Protest is a Human Right
In the UK, the right to protest is under threat. But by standing together, we have the power to fight back. Together, we can create a more just and equal world.
Our new briefing on Protect the Protest highlights how protest is being threatened by governments across the world. It makes clear that groups facing discrimination are often at the heart of protests and bear the brunt of attacks on their rights.
Why is protest important?
Peaceful protest is one of the most effective ways for the majority of us to have their voices heard. Protest is the reflection of public feeling underrepresented in politics, especially groups who are overlooked or ignored. To be heard, citizens band together in solidarity and demand their rights are respected.
Protest is a key tactic for humanity to win.
Positive change for human rights would not happen without the right to protest. Many of the great movements of our world’s history used protest and benefited humanity as a whole. Think about the suffragettes, civil rights movement, Indian independence, anti-apartheid in South Africa and Pride.

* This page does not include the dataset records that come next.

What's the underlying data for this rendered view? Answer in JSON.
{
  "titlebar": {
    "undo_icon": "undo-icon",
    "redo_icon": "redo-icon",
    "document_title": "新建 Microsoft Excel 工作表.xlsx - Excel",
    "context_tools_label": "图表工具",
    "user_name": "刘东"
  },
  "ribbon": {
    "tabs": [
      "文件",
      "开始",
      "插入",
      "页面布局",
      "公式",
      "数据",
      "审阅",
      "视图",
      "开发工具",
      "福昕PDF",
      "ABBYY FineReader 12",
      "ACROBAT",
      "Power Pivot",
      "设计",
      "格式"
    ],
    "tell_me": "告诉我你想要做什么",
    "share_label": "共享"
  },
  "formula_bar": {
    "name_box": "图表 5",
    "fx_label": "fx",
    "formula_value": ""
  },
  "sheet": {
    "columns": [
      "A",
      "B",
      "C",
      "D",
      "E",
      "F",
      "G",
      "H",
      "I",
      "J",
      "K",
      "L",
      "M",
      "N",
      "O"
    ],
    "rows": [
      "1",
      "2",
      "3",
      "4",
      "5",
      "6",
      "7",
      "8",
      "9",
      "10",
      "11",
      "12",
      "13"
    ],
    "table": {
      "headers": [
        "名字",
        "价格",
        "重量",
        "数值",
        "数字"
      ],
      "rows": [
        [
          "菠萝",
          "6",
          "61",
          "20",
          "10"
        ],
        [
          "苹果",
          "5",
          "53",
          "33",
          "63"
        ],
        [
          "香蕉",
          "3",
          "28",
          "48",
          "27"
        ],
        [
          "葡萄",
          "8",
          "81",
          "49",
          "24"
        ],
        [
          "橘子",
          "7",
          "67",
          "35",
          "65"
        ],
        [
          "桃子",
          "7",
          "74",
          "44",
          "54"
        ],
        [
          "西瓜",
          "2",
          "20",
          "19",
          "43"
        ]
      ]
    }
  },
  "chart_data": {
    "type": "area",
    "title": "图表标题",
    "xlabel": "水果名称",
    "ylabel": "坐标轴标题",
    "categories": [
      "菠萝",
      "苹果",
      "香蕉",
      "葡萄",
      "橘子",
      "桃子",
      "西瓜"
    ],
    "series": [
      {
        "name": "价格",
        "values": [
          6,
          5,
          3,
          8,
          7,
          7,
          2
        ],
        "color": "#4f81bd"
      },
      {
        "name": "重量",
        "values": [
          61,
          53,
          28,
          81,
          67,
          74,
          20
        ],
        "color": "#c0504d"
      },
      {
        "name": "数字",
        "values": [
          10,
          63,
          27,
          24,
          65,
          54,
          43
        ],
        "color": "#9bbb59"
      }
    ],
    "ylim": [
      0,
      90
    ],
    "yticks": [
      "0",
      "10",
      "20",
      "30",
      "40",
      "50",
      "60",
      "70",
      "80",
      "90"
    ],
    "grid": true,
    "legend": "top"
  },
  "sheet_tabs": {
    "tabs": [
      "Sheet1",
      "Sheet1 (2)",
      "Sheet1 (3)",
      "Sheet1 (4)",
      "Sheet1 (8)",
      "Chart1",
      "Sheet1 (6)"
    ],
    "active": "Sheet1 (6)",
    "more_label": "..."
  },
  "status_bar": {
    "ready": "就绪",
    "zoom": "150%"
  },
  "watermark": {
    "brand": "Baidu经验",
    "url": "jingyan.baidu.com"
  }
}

Movements for change stood firm and courageous in the face of repression like police brutality, imprisonment or worse. Countless rights and freedoms enjoyed today, like women being able to vote and workers able to enjoy weekends, have all been won by protesting against injustice.
What is the state of protest rights in the UK?
In the UK, the right to protest is under threat. Westminster has repackaged the worst parts of the Police, Crime, Sentencing and Courts Act into a new Public Order Bill. Amnesty UK has urged MPs across divides to oppose this new Anti-Protest Bill in its entirety.
Commenting on the Public Order Bill, Sacha Deshmukh, Amnesty UK's Chief Executive Director said:
“It follows a pattern of a government voicing support for protest around the world but cracking down on the right to speak up here at home.”
These new attempts to reduce protest rights are in breach of international human rights law. On September 2020, the UN Human Rights Council General Comment on the right to peaceful assembly stated:
“State parties should not rely on a vague definition of 'public order' to justify overbroad restrictions on the right of peaceful assembly. Peaceful assemblies can in some cases be inherently or deliberately disruptive and require a significant degree of toleration.”
For example, the government proposed Serious Disruption Prevention Orders go even further than Russian Law on Assemblies. In Russia, people convicted of protest-related offences are not allowed to organise protests. If the Public Order Bill passes, people convicted for protesting would not even be allowed to participate.
What’s more, the Police, Crime, Sentencing and Courts Act already criminalises Roma, Travellers and nomadic communities.
What can we do about it?
Together, we can keep this fundamental freedom safe.
Sign up here to be the first to hear all about our new campaign, Protect the Protest, and ways you can get involved - including a free online course coming soon.
Download our briefing below.
- Read our briefing